Spies Happy With Ninth?

Henny Ray Abrams | April 27, 2012

JEREZ DE LA FRONTERA, SPAIN, APRIL 27 – It’s rare that a MotoGP factory rider would be happy to finish ninth fastest in a field of 12 prototypes, and 21 riders overall, but that’s how Yamaha’s Ben Spies felt.

Spies finished the wet/dry Friday afternoon practice session ninth fastest after a slow start that he attributed to uncertainty over tire pressure that meant he “didn’t have a good feeling going into the corners. We made a change to that. Made it better, then we made another change to the bike, made it better. Made another change to the bike, made it better. By the time I was actually really comfortable with the bike the tires were finished, the track was drying and the lap times slowed down.

“And at that point, when we look at the time sheets compared to everybody else that went a second or a second and a half quicker, we were the same speed. So actually I’m quite happy with the session. It’s positive. we just didn’t start off with a great package, so we ended up in P9 because in a rain session or a session like that, the faster times are going to come when there’s more water on the track.”

Spies’ best time of 1:53.409 came late in the session on only his eight of nine laps at speed. Repsol Honda’s Dani Pedrosa set the afternoon pace with a late lap of 1:50.780.

Last year’s Yamaha YZR-M1 produced a “horrible feeling” every time in the rain, Spies said, so the comfort he feels on the 1000 is encouraging.

“And I race a lot better in the rain, too. To be as close as we were when everybody was more on the same level at the end of the session, I’m quite happy with it. I think it was a good session. We wanted to kinda take it easy too on Friday, just more work on the bike and that’s what we did and see how the tires lasted with them being hard rain tires. Yeah, so I’m quite optimistic to see how the bike is in the full rain. I think it’ll be much more pleasant for me to ride and I also know when the race starts I race a lot better in the rain, too. So it was a better session than it looked on paper, so I’m quite happy.”

The improvement in times came with some suspension tweaks. On hard braking and hard acceleration, “the bike wasn’t too bad. But in the fast sweepers where you make your time up through three, four, 10, 11, 12, I didn’t have a good feeling. The bike was pretty harsh and just kind of softened it up in some areas, because the balance of the bike was quite good, it just wasn’t planted. And once we got it it was good, but then we had the problem of the tires were completely gone, the track was half dry and the bike was moving around. But the feeling of the bike was good. It was mainly just suspension stuff and then obviously fiddling with the tire pressure. But now we know what tire pressure, we have everything dialed in to start a good session”

Spies, like most riders, wasn’t entirely certain of the rain tire regulations or how many tires he had.
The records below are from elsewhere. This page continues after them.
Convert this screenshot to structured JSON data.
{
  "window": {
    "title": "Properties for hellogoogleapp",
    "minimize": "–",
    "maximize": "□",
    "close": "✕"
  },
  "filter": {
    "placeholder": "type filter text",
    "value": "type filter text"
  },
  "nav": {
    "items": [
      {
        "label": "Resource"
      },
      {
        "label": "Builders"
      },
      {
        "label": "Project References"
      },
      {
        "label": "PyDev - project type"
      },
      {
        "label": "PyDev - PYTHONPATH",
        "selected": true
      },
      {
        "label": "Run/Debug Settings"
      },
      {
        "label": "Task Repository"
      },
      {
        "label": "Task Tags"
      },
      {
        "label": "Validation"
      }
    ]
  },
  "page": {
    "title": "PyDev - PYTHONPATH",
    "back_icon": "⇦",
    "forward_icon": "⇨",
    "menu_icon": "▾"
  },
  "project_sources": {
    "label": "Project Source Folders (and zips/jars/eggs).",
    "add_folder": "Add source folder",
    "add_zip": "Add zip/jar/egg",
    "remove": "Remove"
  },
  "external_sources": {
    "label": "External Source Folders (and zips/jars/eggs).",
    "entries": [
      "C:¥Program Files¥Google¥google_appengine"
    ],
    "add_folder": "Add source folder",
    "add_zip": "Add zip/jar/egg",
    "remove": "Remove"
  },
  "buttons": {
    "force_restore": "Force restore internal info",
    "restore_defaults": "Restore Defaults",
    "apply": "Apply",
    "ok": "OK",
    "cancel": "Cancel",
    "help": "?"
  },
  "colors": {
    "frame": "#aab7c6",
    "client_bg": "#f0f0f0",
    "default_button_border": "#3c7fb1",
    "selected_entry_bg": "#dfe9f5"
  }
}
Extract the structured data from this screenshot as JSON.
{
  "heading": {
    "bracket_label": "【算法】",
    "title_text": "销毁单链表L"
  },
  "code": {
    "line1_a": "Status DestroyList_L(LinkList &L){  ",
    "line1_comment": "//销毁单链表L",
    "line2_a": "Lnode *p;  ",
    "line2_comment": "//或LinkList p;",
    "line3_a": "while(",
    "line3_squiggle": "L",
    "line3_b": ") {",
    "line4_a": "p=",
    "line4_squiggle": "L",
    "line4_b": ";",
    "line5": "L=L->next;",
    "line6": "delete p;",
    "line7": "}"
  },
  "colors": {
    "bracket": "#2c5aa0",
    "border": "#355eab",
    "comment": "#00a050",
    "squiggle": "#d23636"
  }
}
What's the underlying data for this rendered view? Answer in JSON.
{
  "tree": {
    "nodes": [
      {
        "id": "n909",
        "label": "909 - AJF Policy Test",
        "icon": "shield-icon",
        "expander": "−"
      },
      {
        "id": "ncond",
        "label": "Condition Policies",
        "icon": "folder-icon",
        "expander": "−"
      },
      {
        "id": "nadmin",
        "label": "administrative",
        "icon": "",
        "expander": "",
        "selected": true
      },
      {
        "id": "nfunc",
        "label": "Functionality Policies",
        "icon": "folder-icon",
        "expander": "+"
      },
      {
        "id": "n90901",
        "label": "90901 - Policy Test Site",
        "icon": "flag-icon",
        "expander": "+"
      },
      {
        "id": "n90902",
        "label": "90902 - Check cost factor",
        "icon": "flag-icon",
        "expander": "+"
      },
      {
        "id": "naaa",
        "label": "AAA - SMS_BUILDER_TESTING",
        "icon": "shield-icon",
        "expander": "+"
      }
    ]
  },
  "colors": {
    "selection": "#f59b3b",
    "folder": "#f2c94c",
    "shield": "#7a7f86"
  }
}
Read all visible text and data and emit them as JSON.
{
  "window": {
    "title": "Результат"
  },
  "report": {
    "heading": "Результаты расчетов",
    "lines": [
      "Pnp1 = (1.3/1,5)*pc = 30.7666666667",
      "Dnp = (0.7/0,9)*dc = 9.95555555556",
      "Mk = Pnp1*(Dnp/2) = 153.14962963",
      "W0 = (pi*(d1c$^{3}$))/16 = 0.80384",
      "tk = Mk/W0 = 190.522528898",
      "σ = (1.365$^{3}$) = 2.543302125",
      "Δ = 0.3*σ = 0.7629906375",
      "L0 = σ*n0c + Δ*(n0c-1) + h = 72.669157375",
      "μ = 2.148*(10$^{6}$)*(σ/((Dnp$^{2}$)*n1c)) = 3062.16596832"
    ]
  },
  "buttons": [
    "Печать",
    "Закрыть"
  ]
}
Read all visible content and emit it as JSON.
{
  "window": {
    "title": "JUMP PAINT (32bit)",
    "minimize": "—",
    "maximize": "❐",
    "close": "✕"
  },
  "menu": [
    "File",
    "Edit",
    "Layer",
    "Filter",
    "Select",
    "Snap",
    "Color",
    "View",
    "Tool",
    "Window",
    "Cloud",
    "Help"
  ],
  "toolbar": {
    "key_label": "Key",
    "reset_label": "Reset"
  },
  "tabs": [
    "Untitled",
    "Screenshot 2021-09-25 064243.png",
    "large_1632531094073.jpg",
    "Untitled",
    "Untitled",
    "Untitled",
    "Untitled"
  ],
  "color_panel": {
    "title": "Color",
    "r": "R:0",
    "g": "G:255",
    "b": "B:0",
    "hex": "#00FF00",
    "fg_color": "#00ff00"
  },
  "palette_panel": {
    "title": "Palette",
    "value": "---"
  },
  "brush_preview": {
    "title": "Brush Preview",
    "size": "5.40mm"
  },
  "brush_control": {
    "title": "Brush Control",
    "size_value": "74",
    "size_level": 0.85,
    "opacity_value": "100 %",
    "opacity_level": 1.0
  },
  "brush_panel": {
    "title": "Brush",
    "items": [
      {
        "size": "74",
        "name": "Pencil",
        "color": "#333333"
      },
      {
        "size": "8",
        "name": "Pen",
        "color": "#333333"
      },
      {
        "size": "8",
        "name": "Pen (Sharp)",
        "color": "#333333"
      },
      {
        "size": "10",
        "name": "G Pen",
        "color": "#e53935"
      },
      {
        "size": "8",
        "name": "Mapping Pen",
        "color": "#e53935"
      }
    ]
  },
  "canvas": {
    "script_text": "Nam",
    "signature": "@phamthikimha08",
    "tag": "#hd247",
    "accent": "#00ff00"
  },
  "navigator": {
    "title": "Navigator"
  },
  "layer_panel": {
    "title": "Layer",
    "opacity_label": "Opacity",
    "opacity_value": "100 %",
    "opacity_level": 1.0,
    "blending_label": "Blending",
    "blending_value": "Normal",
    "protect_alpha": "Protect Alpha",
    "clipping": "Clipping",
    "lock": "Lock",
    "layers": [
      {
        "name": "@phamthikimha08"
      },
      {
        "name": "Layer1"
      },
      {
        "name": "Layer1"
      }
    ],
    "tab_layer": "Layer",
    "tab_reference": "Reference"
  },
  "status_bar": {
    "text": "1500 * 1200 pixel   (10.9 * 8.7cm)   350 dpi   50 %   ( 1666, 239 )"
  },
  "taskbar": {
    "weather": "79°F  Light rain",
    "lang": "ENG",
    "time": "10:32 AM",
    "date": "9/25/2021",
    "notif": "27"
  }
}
“I let the team take control of that, but we have more than enough and then obviously once we pick… I think today, I think it was, if we pick the soft or the hard, whatever it was, we get two more, maybe. I’m not sure. But, no I don’t think the allocation’s a problem at all. Because until qualifying we just used one set of tires the whole session anyway. I don’t know if anybody switched tires at all in the whole session. I didn’t.”

Bridgestone brought a soft option rain tire this weekend, but Spies didn’t use it. He used a hard the whole 45-minute session and set his fastest lap with 14 total laps on the tire, “where most people set their time with seven laps, six laps. So to be able to go as fast as we did with the tires being as bad as they are, is good in two ways, for the end of the race, too.

“Yeah, it was a good session. Just because we were P9 I’m not going to lose sleep over that. it’s more the feeling I had with the bike at the end of the session was good and that’s what matters.”

Henny Ray Abrams | Contributing Editor

Abrams is the longest-serving contributor at Cycle News. Over the course of his 35-some years of writing and shooting photos, he’s covered events from MotoGP to the Motocross World Championship - and everything in between.